*** The records Section Begins ***

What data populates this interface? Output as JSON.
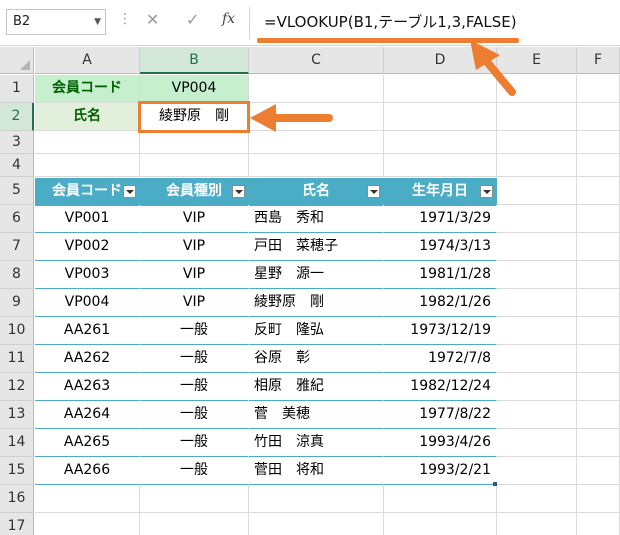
{
  "formula_bar": {
    "name_box": "B2",
    "fx_label": "fx",
    "formula": "=VLOOKUP(B1,テーブル1,3,FALSE)"
  },
  "columns": [
    "A",
    "B",
    "C",
    "D",
    "E",
    "F"
  ],
  "rows": [
    "1",
    "2",
    "3",
    "4",
    "5",
    "6",
    "7",
    "8",
    "9",
    "10",
    "11",
    "12",
    "13",
    "14",
    "15",
    "16",
    "17"
  ],
  "lookup": {
    "code_label": "会員コード",
    "code_value": "VP004",
    "name_label": "氏名",
    "name_value": "綾野原　剛"
  },
  "table": {
    "headers": [
      "会員コード",
      "会員種別",
      "氏名",
      "生年月日"
    ],
    "rows": [
      [
        "VP001",
        "VIP",
        "西島　秀和",
        "1971/3/29"
      ],
      [
        "VP002",
        "VIP",
        "戸田　菜穂子",
        "1974/3/13"
      ],
      [
        "VP003",
        "VIP",
        "星野　源一",
        "1981/1/28"
      ],
      [
        "VP004",
        "VIP",
        "綾野原　剛",
        "1982/1/26"
      ],
      [
        "AA261",
        "一般",
        "反町　隆弘",
        "1973/12/19"
      ],
      [
        "AA262",
        "一般",
        "谷原　彰",
        "1972/7/8"
      ],
      [
        "AA263",
        "一般",
        "相原　雅紀",
        "1982/12/24"
      ],
      [
        "AA264",
        "一般",
        "菅　美穂",
        "1977/8/22"
      ],
      [
        "AA265",
        "一般",
        "竹田　涼真",
        "1993/4/26"
      ],
      [
        "AA266",
        "一般",
        "菅田　将和",
        "1993/2/21"
      ]
    ]
  },
  "colors": {
    "annotation": "#ed7d31",
    "table_header": "#4bacc6",
    "lookup_fill": "#c6efce"
  }
}
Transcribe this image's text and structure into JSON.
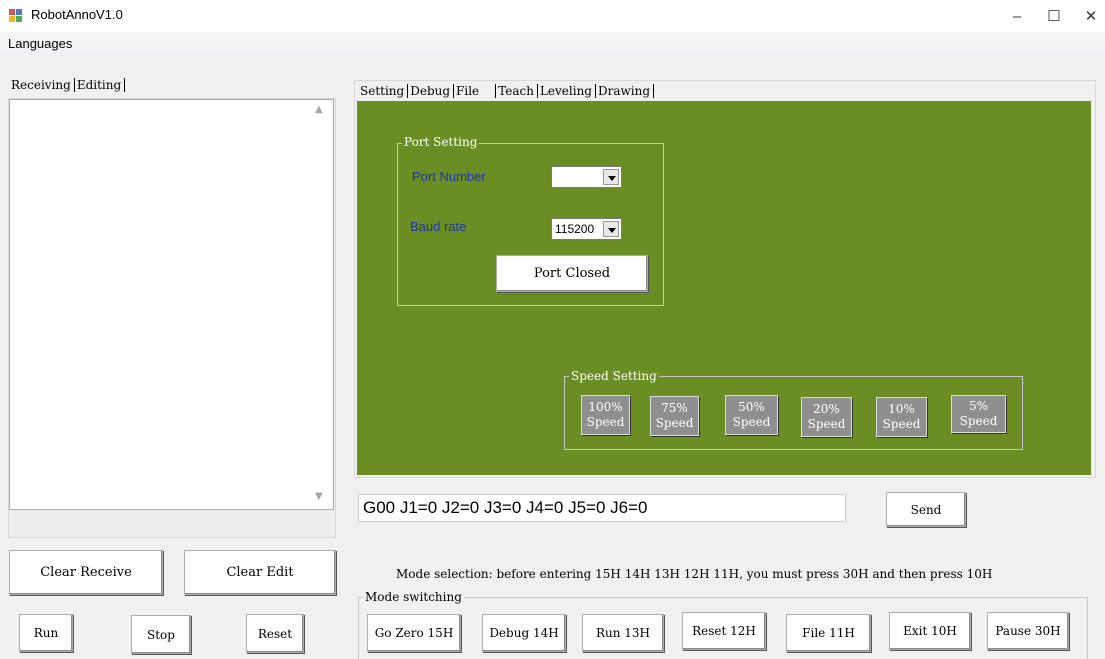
{
  "window": {
    "title": "RobotAnnoV1.0",
    "minimize": "–",
    "maximize": "☐",
    "close": "✕"
  },
  "menu": {
    "languages": "Languages"
  },
  "left_tabs": [
    "Receiving",
    "Editing"
  ],
  "right_tabs": [
    "Setting",
    "Debug",
    "File",
    "Teach",
    "Leveling",
    "Drawing"
  ],
  "receive_box": {
    "value": ""
  },
  "port_setting": {
    "title": "Port Setting",
    "port_number_label": "Port Number",
    "port_number_value": "",
    "baud_rate_label": "Baud rate",
    "baud_rate_value": "115200",
    "port_button": "Port Closed"
  },
  "speed_setting": {
    "title": "Speed Setting",
    "buttons": [
      {
        "pct": "100%",
        "word": "Speed"
      },
      {
        "pct": "75%",
        "word": "Speed"
      },
      {
        "pct": "50%",
        "word": "Speed"
      },
      {
        "pct": "20%",
        "word": "Speed"
      },
      {
        "pct": "10%",
        "word": "Speed"
      },
      {
        "pct": "5%",
        "word": "Speed"
      }
    ]
  },
  "command": {
    "value": "G00 J1=0 J2=0 J3=0 J4=0 J5=0 J6=0",
    "send": "Send"
  },
  "left_buttons": {
    "clear_receive": "Clear Receive",
    "clear_edit": "Clear Edit",
    "run": "Run",
    "stop": "Stop",
    "reset": "Reset"
  },
  "mode": {
    "note": "Mode selection: before entering 15H 14H 13H 12H 11H, you must press 30H and then press 10H",
    "group_title": "Mode switching",
    "buttons": [
      "Go Zero 15H",
      "Debug 14H",
      "Run 13H",
      "Reset 12H",
      "File 11H",
      "Exit 10H",
      "Pause 30H"
    ]
  },
  "colors": {
    "panel_green": "#6a8e23",
    "label_blue": "#1a3aa8",
    "speed_button": "#8f8f8f"
  }
}
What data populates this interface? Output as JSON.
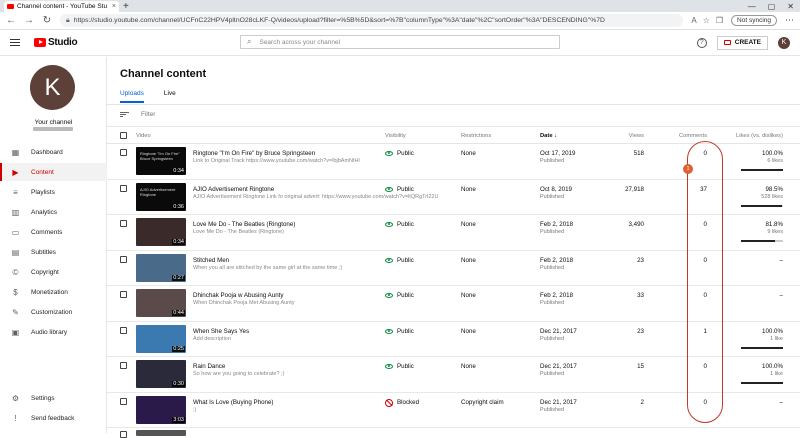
{
  "browser": {
    "tab_title": "Channel content - YouTube Stu",
    "url_scheme": "https://",
    "url": "studio.youtube.com/channel/UCFnC22HPV4pltnO28cLKF-Q/videos/upload?filter=%5B%5D&sort=%7B\"columnType\"%3A\"date\"%2C\"sortOrder\"%3A\"DESCENDING\"%7D",
    "sync_label": "Not syncing"
  },
  "header": {
    "logo_text": "Studio",
    "search_placeholder": "Search across your channel",
    "create_label": "CREATE",
    "avatar_letter": "K"
  },
  "sidebar": {
    "avatar_letter": "K",
    "channel_label": "Your channel",
    "items": [
      {
        "label": "Dashboard",
        "icon": "dashboard-icon",
        "glyph": "▦"
      },
      {
        "label": "Content",
        "icon": "content-icon",
        "glyph": "▶"
      },
      {
        "label": "Playlists",
        "icon": "playlists-icon",
        "glyph": "≡"
      },
      {
        "label": "Analytics",
        "icon": "analytics-icon",
        "glyph": "▥"
      },
      {
        "label": "Comments",
        "icon": "comments-icon",
        "glyph": "▭"
      },
      {
        "label": "Subtitles",
        "icon": "subtitles-icon",
        "glyph": "▤"
      },
      {
        "label": "Copyright",
        "icon": "copyright-icon",
        "glyph": "©"
      },
      {
        "label": "Monetization",
        "icon": "monetization-icon",
        "glyph": "$"
      },
      {
        "label": "Customization",
        "icon": "customization-icon",
        "glyph": "✎"
      },
      {
        "label": "Audio library",
        "icon": "audio-library-icon",
        "glyph": "▣"
      }
    ],
    "bottom": [
      {
        "label": "Settings",
        "icon": "settings-icon",
        "glyph": "⚙"
      },
      {
        "label": "Send feedback",
        "icon": "feedback-icon",
        "glyph": "!"
      }
    ]
  },
  "main": {
    "title": "Channel content",
    "tabs": [
      "Uploads",
      "Live"
    ],
    "filter_label": "Filter",
    "columns": {
      "video": "Video",
      "visibility": "Visibility",
      "restrictions": "Restrictions",
      "date": "Date",
      "views": "Views",
      "comments": "Comments",
      "likes": "Likes (vs. dislikes)"
    },
    "rows": [
      {
        "title": "Ringtone \"I'm On Fire\" by Bruce Springsteen",
        "desc": "Link to Original Track https://www.youtube.com/watch?v=lbjbAmNtHl",
        "visibility": "Public",
        "restrictions": "None",
        "date": "Oct 17, 2019",
        "status": "Published",
        "views": "518",
        "comments": "0",
        "likes": "100.0%",
        "likes_count": "6 likes",
        "likes_ratio": 1.0,
        "duration": "0:34",
        "thumb_caption": "Ringtone \"I'm On Fire\" Bruce Springsteen"
      },
      {
        "title": "AJIO Advertisement Ringtone",
        "desc": "AJIO Advertisement Ringtone Link fo original advert: https://www.youtube.com/watch?v=ltQRgTrl22U",
        "visibility": "Public",
        "restrictions": "None",
        "date": "Oct 8, 2019",
        "status": "Published",
        "views": "27,918",
        "comments": "37",
        "likes": "98.5%",
        "likes_count": "528 likes",
        "likes_ratio": 0.985,
        "duration": "0:36",
        "thumb_caption": "AJIO Advertisement Ringtone"
      },
      {
        "title": "Love Me Do - The Beatles (Ringtone)",
        "desc": "Love Me Do - The Beatles (Ringtone)",
        "visibility": "Public",
        "restrictions": "None",
        "date": "Feb 2, 2018",
        "status": "Published",
        "views": "3,490",
        "comments": "0",
        "likes": "81.8%",
        "likes_count": "9 likes",
        "likes_ratio": 0.818,
        "duration": "0:34",
        "thumb_caption": ""
      },
      {
        "title": "Stitched Men",
        "desc": "When you all are stitched by the same girl at the same time ;)",
        "visibility": "Public",
        "restrictions": "None",
        "date": "Feb 2, 2018",
        "status": "Published",
        "views": "23",
        "comments": "0",
        "likes": "–",
        "likes_count": "",
        "likes_ratio": null,
        "duration": "0:27",
        "thumb_caption": ""
      },
      {
        "title": "Dhinchak Pooja w Abusing Aunty",
        "desc": "When Dhinchak Pooja Met Abusing Aunty",
        "visibility": "Public",
        "restrictions": "None",
        "date": "Feb 2, 2018",
        "status": "Published",
        "views": "33",
        "comments": "0",
        "likes": "–",
        "likes_count": "",
        "likes_ratio": null,
        "duration": "0:44",
        "thumb_caption": ""
      },
      {
        "title": "When She Says Yes",
        "desc": "Add description",
        "visibility": "Public",
        "restrictions": "None",
        "date": "Dec 21, 2017",
        "status": "Published",
        "views": "23",
        "comments": "1",
        "likes": "100.0%",
        "likes_count": "1 like",
        "likes_ratio": 1.0,
        "duration": "0:25",
        "thumb_caption": ""
      },
      {
        "title": "Rain Dance",
        "desc": "So how are you going to celebrate? ;)",
        "visibility": "Public",
        "restrictions": "None",
        "date": "Dec 21, 2017",
        "status": "Published",
        "views": "15",
        "comments": "0",
        "likes": "100.0%",
        "likes_count": "1 like",
        "likes_ratio": 1.0,
        "duration": "0:30",
        "thumb_caption": ""
      },
      {
        "title": "What Is Love (Buying Phone)",
        "desc": ";)",
        "visibility": "Blocked",
        "restrictions": "Copyright claim",
        "date": "Dec 21, 2017",
        "status": "Published",
        "views": "2",
        "comments": "0",
        "likes": "–",
        "likes_count": "",
        "likes_ratio": null,
        "duration": "3:03",
        "thumb_caption": ""
      }
    ]
  },
  "annotation": {
    "badge": "1",
    "color": "#c0392b"
  },
  "colors": {
    "accent": "#065fd4",
    "brand": "#ff0000",
    "active": "#cc0000",
    "public": "#0b8a3e",
    "blocked": "#cc0000"
  }
}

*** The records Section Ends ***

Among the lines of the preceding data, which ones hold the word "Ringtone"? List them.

Solution —
        "title": "Ringtone \"I'm On Fire\" by Bruce Springsteen",
        "thumb_caption": "Ringtone \"I'm On Fire\" Bruce Springsteen"
        "title": "AJIO Advertisement Ringtone",
        "desc": "AJIO Advertisement Ringtone Link fo original advert: https://www.youtube.com/watch?v=ltQRgTrl22U",
        "thumb_caption": "AJIO Advertisement Ringtone"
        "title": "Love Me Do - The Beatles (Ringtone)",
        "desc": "Love Me Do - The Beatles (Ringtone)",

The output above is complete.